We were able to get hands-on with a preview build of Cult of the Lamb to understand the full extent of this cutesy terror – a demo which featured more content than the recent Steam Next Fest demo – and what was revealed was a sight to behold. When you start a game with a brutal animal murder (the lamb’s), you have a certain level of horrible anticipation for the future. Cult of the Lamb builds on this excellently, with a creepy, gothic tale starring naive, adorable forest creatures and forces far beyond the imagination.
As the titular lamb, you are accused of being a vessel for an ancient spirit – The One Who Waits – and are put to death by the four Bishops of the Old Faith. While your body technically dies, The One Who Waits pulls strings to free you from the mortal plane, resurrecting you with unfathomable power. ‘Though you are already dead, I still have need of you,’ the ancient being claims.
To fulfil this debt and honour your new god, you are tasked with starting a cult in His name – and corralling innocent (and sometimes not-so-innocent) forest creatures to do your bidding.
To recruit creatures, you’re sent on quests through dungeon corridors, where beasts roam and the Bishops of the Old Faith have immense sway. Each creature is out to get you – and out to get other potential Followers. As you travel through dungeons, you’ll often come across innocent creatures ready to be sacrificed due to their alleged connection to The One Who Waits.
It’s guilty until proven innocent in these woods, and it’s up to you to save these creatures from a dire fate by, essentially, kidnapping them for your cult.
Once you have creatures roaming your own personal space in the woods – which can be decorated with unique items, buildings and structures – you can set them to work gathering materials, or worshipping at your altar. Each prayer from these creatures gives you strength, and allows you to level up – in combat, weapons, cult items, and dungeons. The more prayer strength you build up, the more variety you’ll find as you travel these dungeons, and the stronger your cult will become.
While the primary gameplay loop involves travelling through forest dungeons to take on enemies placed by the Bishops of the Old Faith (and eventually taking down the Bishops themselves), cult management is also a major part of gameplay, with a balance between the two needed to keep your new religion thriving.

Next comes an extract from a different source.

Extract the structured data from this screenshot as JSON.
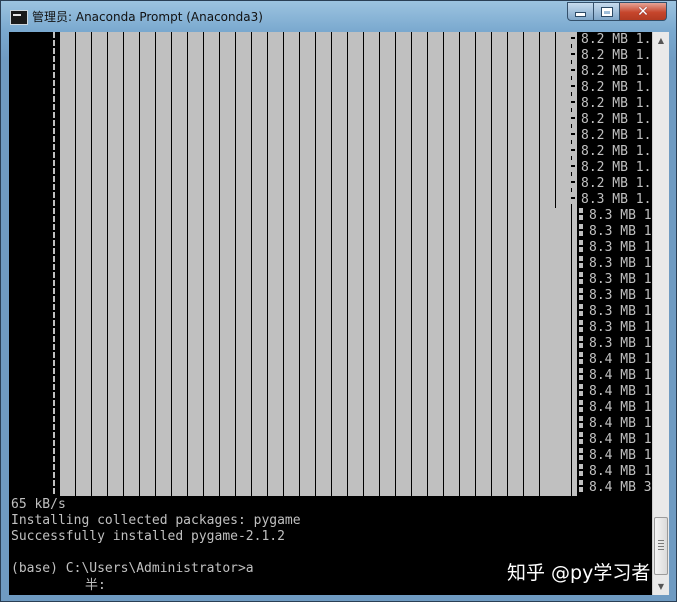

You’re responsible for looking after the lamb’s followers by keeping them fed, happy, and highly religious, with sermons and rituals helping to build up the necessary faith to keep everyone on board. Certain members of your cult will have objections to risqué moves, with some opposing the killing of cult members, and others having a natural lean towards skepticism. You’ll need to keep an eye on all of these motives as you choose the best path for your cult and forge a path into the future.
When you eventually journey beyond the protection of your loyal cult, you’ll end up in the mysterious woods, where each realm you travel through is controlled by a single Bishop. Procedurally-generated dungeon stages guide you through the darkness, with each presenting a choice of direction – and ultimately leading you to the heart of the forest, where a boss creature sent by the Bishops waits to claim your head.
You’ll need to take down these enemies by using effective dodging and slashing – and then claim them for your cult.
Completing multiple trips into the woods will eventually invite the wrath of each Bishop in turn, who have grand plans to send the lamb back to the afterlife. But with the cult egging you on and giving you strength, it isn’t long before you can vanquish these beasts and work on building out your cult’s capabilities at your own pace.
Every step you make in battle translates to cult management rewards, including new skills for followers, and new prayer-based abilities – making each move wildly rewarding.
The split focus of the game works wonders, with both combat and cult management working hand-in-hand. Defeating monsters gives you resources that can be delivered back to the cult. Fostering loyalty with your followers helps you grow your combat skills. Each system feeds into another, making the gameplay flow feel natural – and very addicting.
While the snippet of Cult of the Lamb we played only contained the first forays into the dungeon forest, and the first steps of cult management, everything on show was impressive. The game’s purple-and-red tinged locales are gorgeous, as is its adorable, cartoonish style. Each character is a wholesome but deadly gem, and the dialogue is ripe with spooky, skin-crawling charm.
The entire game boasts a cute and colourful aesthetic that is immediately eye-catching, but it’s the meat of gameplay and the creepy appeal that really get your heart racing. With gothic stylings and intriguing story hooks, it’s an adventure that indoctrinates new players fast. Really, it’s a modern cult classic in the making.
Cult of the Lamb launches for PlayStation, Xbox, PC and